- January 23, 2014 | Gary MarcusFor nearly half a century, artificial intelligence always seemed as if it just beyond reach, rarely more, and rarely less, than two decades away. Between Watson, Deep Blue, and Siri, there can be little doubt that progress in AI has been immense, yet "strong AI" in some ways still seems elusive. In this talk, I will give a cognitive scientist's perspective on AI. What have we learned, and what are we still struggling with? Is there anything that programmers of AI can still learn from studying the science of human cognition? Less

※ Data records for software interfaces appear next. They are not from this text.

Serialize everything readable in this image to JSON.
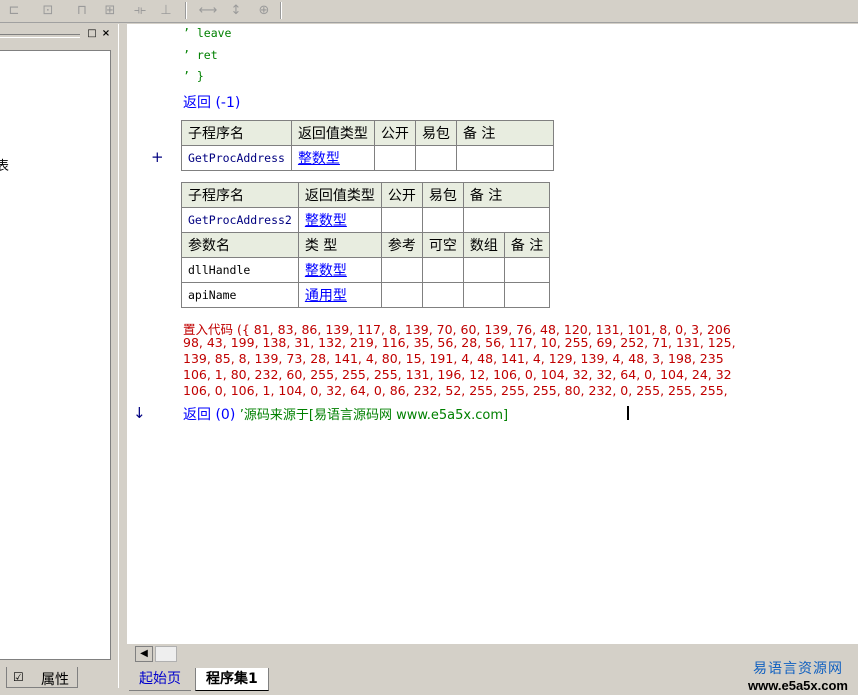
{
  "toolbar": {
    "icons": [
      "align-left-icon",
      "align-center-icon",
      "align-top-icon",
      "align-middle-icon",
      "equal-width-icon",
      "equal-height-icon",
      "h-expand-icon",
      "v-expand-icon",
      "center-icon"
    ]
  },
  "left_panel": {
    "stray_char": "表",
    "pin_label": "□",
    "close_label": "×"
  },
  "bottom_left_tab": {
    "label": "属性"
  },
  "code": {
    "comment_lines": [
      "’ leave",
      "’ ret",
      "’ }"
    ],
    "return_neg1": "返回 (-1)",
    "table1": {
      "headers": [
        "子程序名",
        "返回值类型",
        "公开",
        "易包",
        "备 注"
      ],
      "row": {
        "name": "GetProcAddress",
        "type": "整数型"
      }
    },
    "gutter_plus": "+",
    "table2": {
      "headers": [
        "子程序名",
        "返回值类型",
        "公开",
        "易包",
        "备 注"
      ],
      "row": {
        "name": "GetProcAddress2",
        "type": "整数型"
      },
      "param_headers": [
        "参数名",
        "类 型",
        "参考",
        "可空",
        "数组",
        "备 注"
      ],
      "params": [
        {
          "name": "dllHandle",
          "type": "整数型"
        },
        {
          "name": "apiName",
          "type": "通用型"
        }
      ]
    },
    "inject_lines": [
      "置入代码 ({ 81, 83, 86, 139, 117, 8, 139, 70, 60, 139, 76, 48, 120, 131, 101, 8, 0, 3, 206",
      "98, 43, 199, 138, 31, 132, 219, 116, 35, 56, 28, 56, 117, 10, 255, 69, 252, 71, 131, 125,",
      " 139, 85, 8, 139, 73, 28, 141, 4, 80, 15, 191, 4, 48, 141, 4, 129, 139, 4, 48, 3, 198, 235",
      " 106, 1, 80, 232, 60, 255, 255, 255, 131, 196, 12, 106, 0, 104, 32, 32, 64, 0, 104, 24, 32",
      " 106, 0, 106, 1, 104, 0, 32, 64, 0, 86, 232, 52, 255, 255, 255, 80, 232, 0, 255, 255, 255,"
    ],
    "gutter_arrow": "↓",
    "return_zero": "返回 (0)",
    "return_comment": "’源码来源于[易语言源码网 www.e5a5x.com]"
  },
  "tabs": [
    "起始页",
    "程序集1"
  ],
  "watermark": {
    "line1": "易语言资源网",
    "line2": "www.e5a5x.com"
  }
}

- November 5, 2013 | David FerrucciArtificial Intelligence started with small data and rich semantic theories. The goal was to build systems that could reason over logical models of how the world worked; systems that could answer questions and provide intuitive, cognitively accessible explanations for their results. There was a tremendous focus on domain theory construction, formal deductive logics and efficient theorem proving. We had expert systems, rule-bases, forward chaining, backward chaining, modal logics, naïve physics, lisp, prolog, macro theories, micro theories, etc. The problem, of course, was the knowledge acquisition bottleneck; it was too difficult, slow and costly to render all common sense knowledge into an integrated, formal representation that automated reasoning engines could digest. In the meantime, huge volumes of unstructured data became available, compute power became ever cheaper and statistical methods flourished. AI evolved from being predominantly theory-driven to predominantly data-driven. Automated systems generated output using inductive techniques. Training over massive data produced flexible and capable control systems, powerful predictive engines in domains ranging from language translation to pattern recognition, from medicine to economics. Coming from a background in formal knowledge representation and automated reasoning, the writing was on the wall -- big data and statistical machine learning was changing the face of AI and quickly. Form the very inception of Watson, I put a stake in the ground; we will not even attempt to build rich semantic models of the domain. I imagined it would take 3 years just to come to consensus on the common ontology to cover such a broad domain. Rather, we will use a diversity of shallow text analytics, leverage loose and fuzzy interpretations of unstructured information. We would allow many researchers to build largely independent NLP components and rely on machine learning techniques to balance and combine these loosely federated algorithms to evaluate answers in the context of passages. The approach, with a heck of a lot of good engineering, worked. Watson was arguably the best factoid question-answering system in the world, and Watson Paths, could connect questions to answers over multiple steps, offering passage-based "inference chains" from question to answer without a single "if-then rule". But could it explain why an answer is right or wrong? Could it reason over a logical understanding of the domain? Could it automatically learn from language and build the logical or cognitive structures that enable and precede language itself? Could it understand and learn the way we do? No. No. No. No. This talk draws an arc from Theory-Driven AI to Data-Driven AI and positions Watson along that trajectory. It proposes that to advance AI to where we all know it must go, we need to discover how to efficiently combine human cognition, massive data and logical theory formation. We need to boot strap a fluent collaboration between human and machine that engages logic, language and learning to enable machines to learn how to learn and ultimately deliver on the promise of AI.